* **Exercise**: Tally up the lines below that contain the word "state" and give the total alone.

* **The data**:

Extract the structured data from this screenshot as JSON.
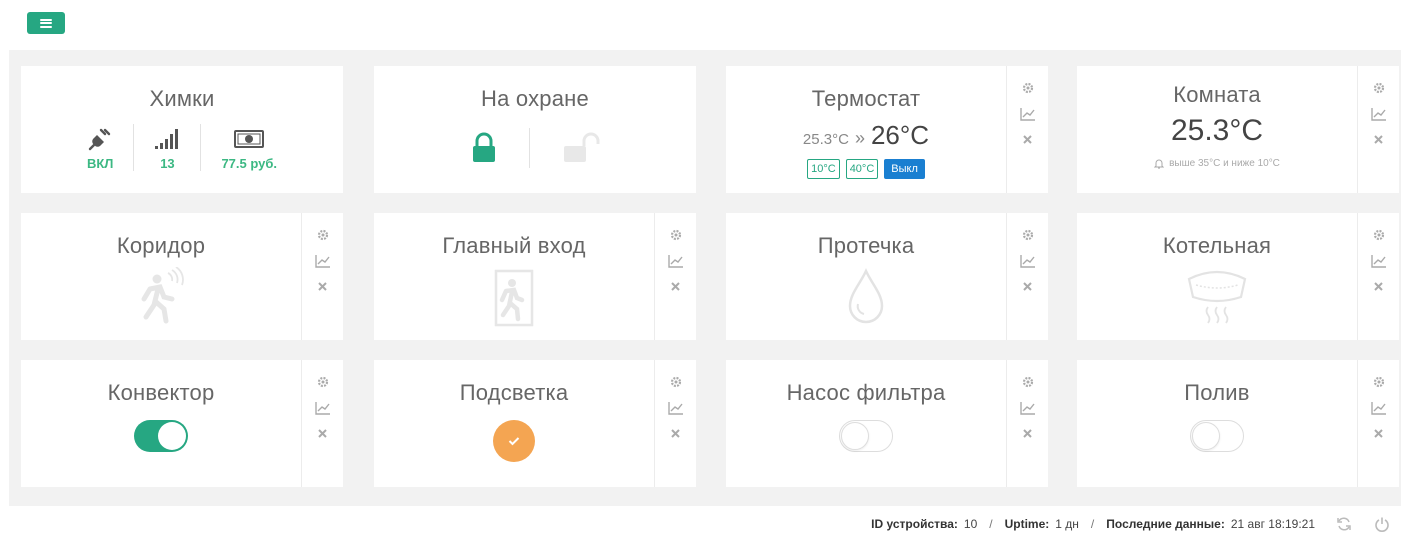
{
  "menu": {
    "icon": "hamburger-icon"
  },
  "widgets": {
    "khimki": {
      "title": "Химки",
      "power": {
        "icon": "plug-icon",
        "value": "ВКЛ"
      },
      "signal": {
        "icon": "signal-bars-icon",
        "value": "13"
      },
      "balance": {
        "icon": "money-icon",
        "value": "77.5 руб."
      }
    },
    "guard": {
      "title": "На охране",
      "locked_icon": "lock-closed-icon",
      "unlocked_icon": "lock-open-icon"
    },
    "thermostat": {
      "title": "Термостат",
      "current": "25.3°C",
      "arrow": "»",
      "target": "26°C",
      "min_btn": "10°C",
      "max_btn": "40°C",
      "off_btn": "Выкл"
    },
    "room": {
      "title": "Комната",
      "temperature": "25.3°C",
      "alert": "выше 35°C и ниже 10°C"
    },
    "corridor": {
      "title": "Коридор",
      "icon": "motion-sensor-icon"
    },
    "main_entrance": {
      "title": "Главный вход",
      "icon": "door-exit-icon"
    },
    "leak": {
      "title": "Протечка",
      "icon": "water-drop-icon"
    },
    "boiler_room": {
      "title": "Котельная",
      "icon": "smoke-detector-icon"
    },
    "convector": {
      "title": "Конвектор",
      "state": "on"
    },
    "backlight": {
      "title": "Подсветка",
      "state": "checked"
    },
    "filter_pump": {
      "title": "Насос фильтра",
      "state": "off"
    },
    "watering": {
      "title": "Полив",
      "state": "off"
    }
  },
  "footer": {
    "device_id_label": "ID устройства:",
    "device_id_value": "10",
    "uptime_label": "Uptime:",
    "uptime_value": "1 дн",
    "last_data_label": "Последние данные:",
    "last_data_value": "21 авг 18:19:21",
    "separator": "/"
  },
  "colors": {
    "accent": "#26a782",
    "value_green": "#3cb883",
    "off_button": "#1a7fd1",
    "orange": "#f4a552",
    "panel_bg": "#f2f2f2"
  }
}
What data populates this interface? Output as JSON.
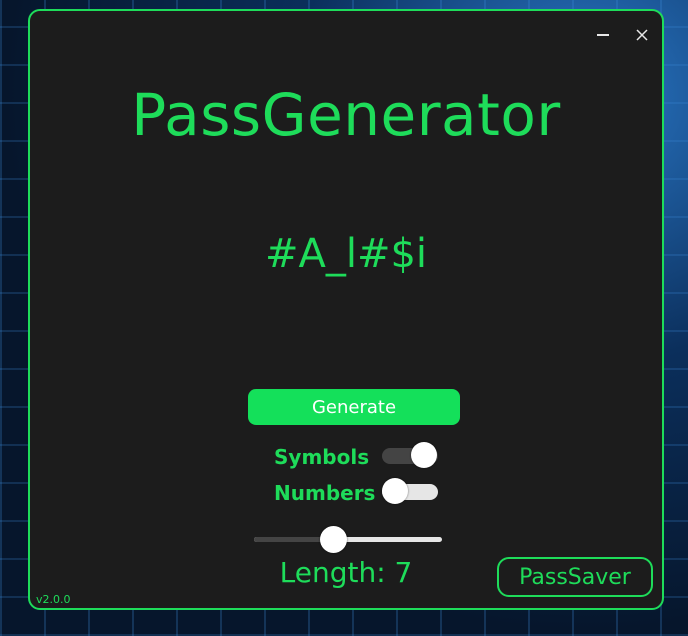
{
  "window": {
    "title": "PassGenerator",
    "minimize_icon": "minimize-icon",
    "close_icon": "close-icon"
  },
  "password": "#A_l#$i",
  "generate_label": "Generate",
  "options": {
    "symbols": {
      "label": "Symbols",
      "enabled": true
    },
    "numbers": {
      "label": "Numbers",
      "enabled": false
    }
  },
  "length": {
    "label": "Length:",
    "value": "7",
    "slider_fraction": 0.42
  },
  "passsaver_label": "PassSaver",
  "version": "v2.0.0",
  "colors": {
    "accent": "#1edc5a",
    "button": "#14e05a",
    "window_bg": "#1c1c1c"
  }
}
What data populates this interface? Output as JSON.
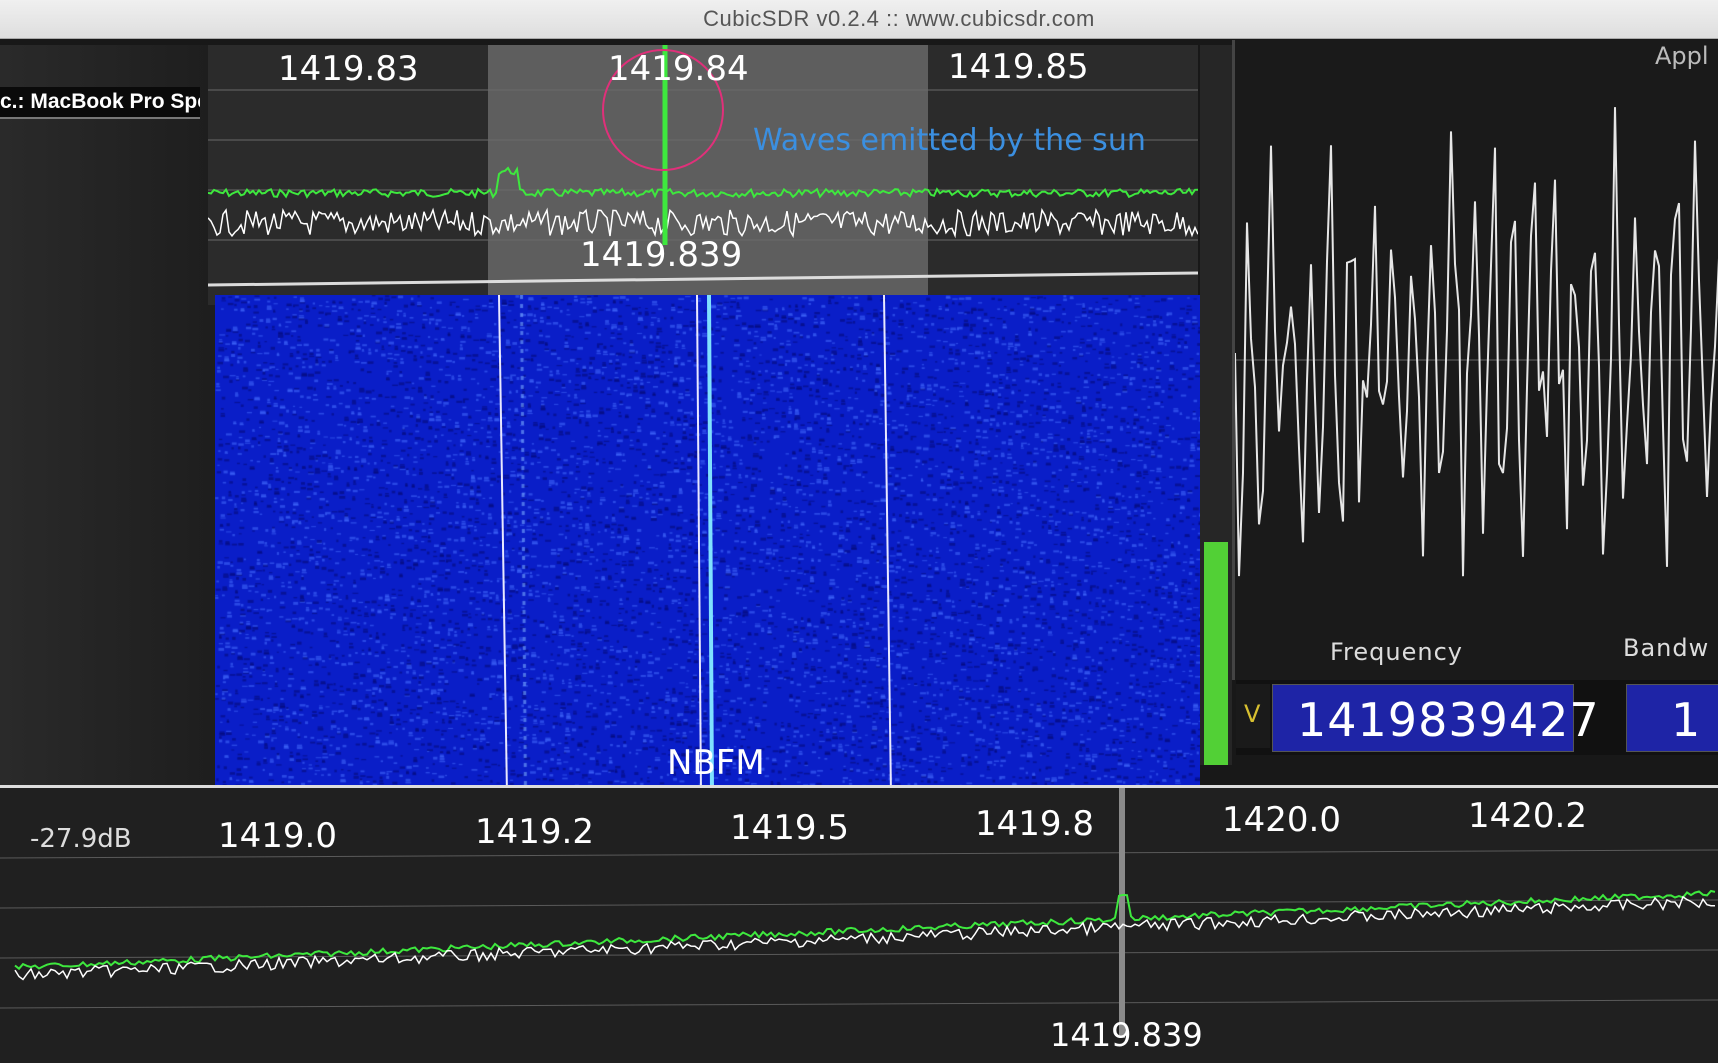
{
  "window": {
    "title": "CubicSDR v0.2.4 :: www.cubicsdr.com"
  },
  "device": {
    "label": "c.: MacBook Pro Spe"
  },
  "spectrum": {
    "ticks": [
      "1419.83",
      "1419.84",
      "1419.85"
    ],
    "center_label": "1419.839",
    "annotation": "Waves emitted by the sun",
    "annotation_color": "#3b8fe0",
    "circle_color": "#e0307a",
    "trace_colors": {
      "peak_hold": "#3ee83e",
      "live": "#ffffff"
    }
  },
  "waterfall": {
    "mode_label": "NBFM",
    "color": "#0a1ec8"
  },
  "level_meter": {
    "fill_fraction": 0.31,
    "color": "#52d036"
  },
  "scope": {
    "label_frequency": "Frequency",
    "label_bandwidth": "Bandw",
    "top_right_text": "Appl"
  },
  "frequency_control": {
    "v_label": "V",
    "frequency_value": "1419839427",
    "bandwidth_value": "1"
  },
  "bottom_spectrum": {
    "level_label": "-27.9dB",
    "ticks": [
      "1419.0",
      "1419.2",
      "1419.5",
      "1419.8",
      "1420.0",
      "1420.2"
    ],
    "center_label": "1419.839"
  }
}
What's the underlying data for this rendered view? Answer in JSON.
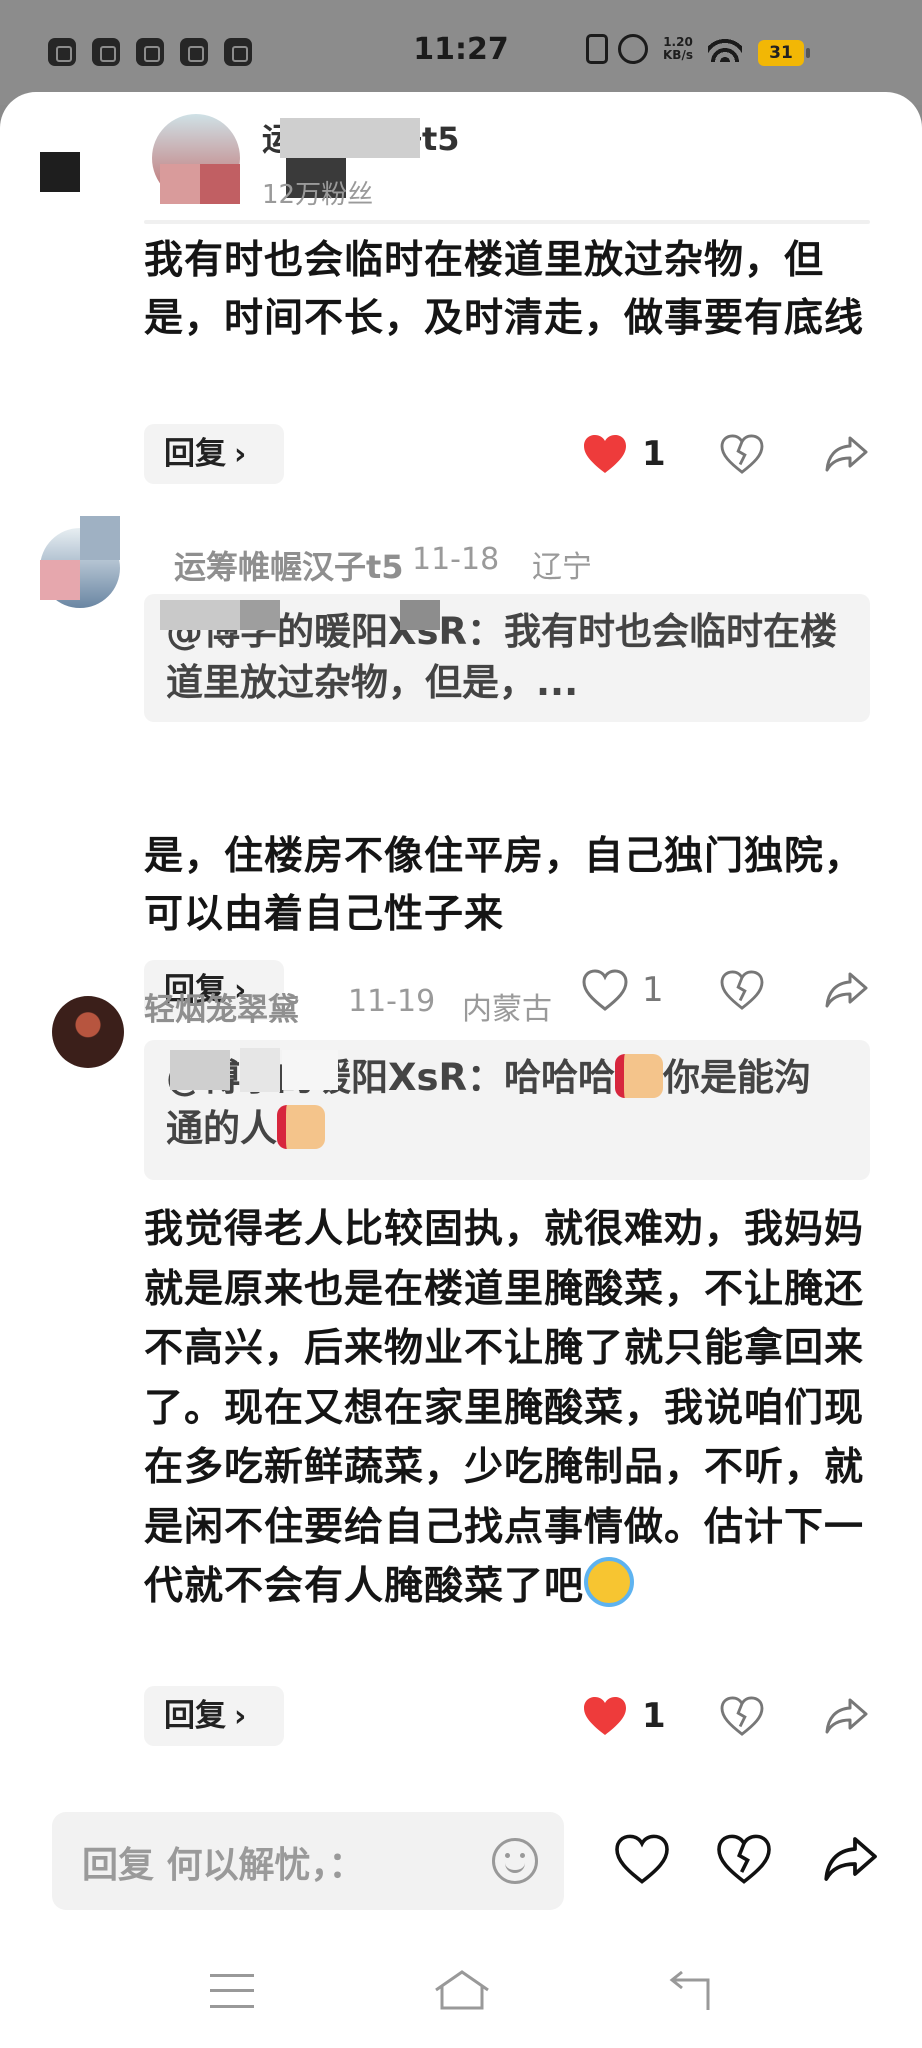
{
  "status_bar": {
    "time": "11:27",
    "net_speed": "1.20\nKB/s",
    "battery": "31",
    "left_icons": [
      "close-app-icon",
      "tiktok-icon",
      "mail-icon",
      "video-icon",
      "game-icon"
    ]
  },
  "comments": [
    {
      "author": "运筹帷幄子t5",
      "sub": "12万粉丝",
      "body": "我有时也会临时在楼道里放过杂物，但是，时间不长，及时清走，做事要有底线",
      "reply_label": "回复",
      "likes": "1",
      "liked": true
    },
    {
      "author": "运筹帷幄汉子t5",
      "date": "11-18",
      "location": "辽宁",
      "quote": "@博学的暖阳XsR：我有时也会临时在楼道里放过杂物，但是，...",
      "body": "是，住楼房不像住平房，自己独门独院，可以由着自己性子来",
      "reply_label": "回复",
      "likes": "1",
      "liked": false
    },
    {
      "author": "轻烟笼翠黛",
      "date": "11-19",
      "location": "内蒙古",
      "quote_part1": "@博学的暖阳XsR：哈哈哈",
      "quote_part2": "你是能沟通的人",
      "body": "我觉得老人比较固执，就很难劝，我妈妈就是原来也是在楼道里腌酸菜，不让腌还不高兴，后来物业不让腌了就只能拿回来了。现在又想在家里腌酸菜，我说咱们现在多吃新鲜蔬菜，少吃腌制品，不听，就是闲不住要给自己找点事情做。估计下一代就不会有人腌酸菜了吧",
      "reply_label": "回复",
      "likes": "1",
      "liked": true
    }
  ],
  "input": {
    "placeholder": "回复 何以解忧，："
  },
  "colors": {
    "like_red": "#ee3b3b",
    "icon_gray": "#777777"
  }
}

* **Worked solution**: 4